It is true that WBD’s first Passive House does not contain a forced air furnace or air conditioning system.  Most of the heating comes from sunlight through the windows, internal gains by appliances and cooking, body heat given off by the inhabitants, and lighting.   There is an extremely low heating load on the house of 13,500 BTU’s.  This house runs on 2 wall mount minisplit heat pumps.  There is one on the first floor and one on the second floor.   They are point source so they distribute the heat to the two rooms they are in, but the ERV unit mixes the air in the home like a “Vitamix for air” so that heating or cooling is distributed through the home.  The benefit is having no duct system for heating and cooling which also equates to much less dust than a traditional home.

Anything Else On Health?

 

I’m glad you asked.  Even though we have a mechanical ventilation system to filter air and do fresh air exchanges, I really wanted to focus on indoor air quality with regards to the materials that went into the home.  Every product that was used in construction  and was researched with regards to indoor air quality.  We used third party certified products for indoor air quality such as GreenGuard Children & Schools.  Many products on the market make green claims and make up their own in house green certification to stamp on it.  Most homeowners and builders do not realize this but with air quality being the priority of construction methods at Weiss Building & Development, we are onto their “games”.  Third party certification tests for sVOCs, tVOCs, formaldehyde, and all aldehydes.  This ensures we can track various products and continually make improvements to the air quality in our homes.  These tests show that our homes are up to 70% better air quality than other new construction homes.

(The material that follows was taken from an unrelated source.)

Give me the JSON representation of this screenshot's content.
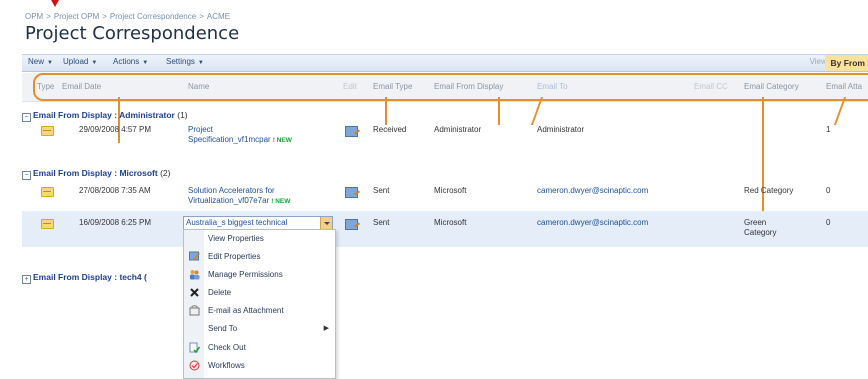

Chicago’s first Passive House is at the cutting edge in terms of energy efficiency and health and also became a pilot project for a Healthy Home Initiative, a partner of the Healthy Child Healthy World non-profit organization.

For more information on the health of WBD’s first Passive House, please see the blog “ Building Health Into Homes” at weissbd.com/green_building/?p=54

STAY TUNED IN JUNE FOR PART 3 (Final Chapter) OF THIS BLOG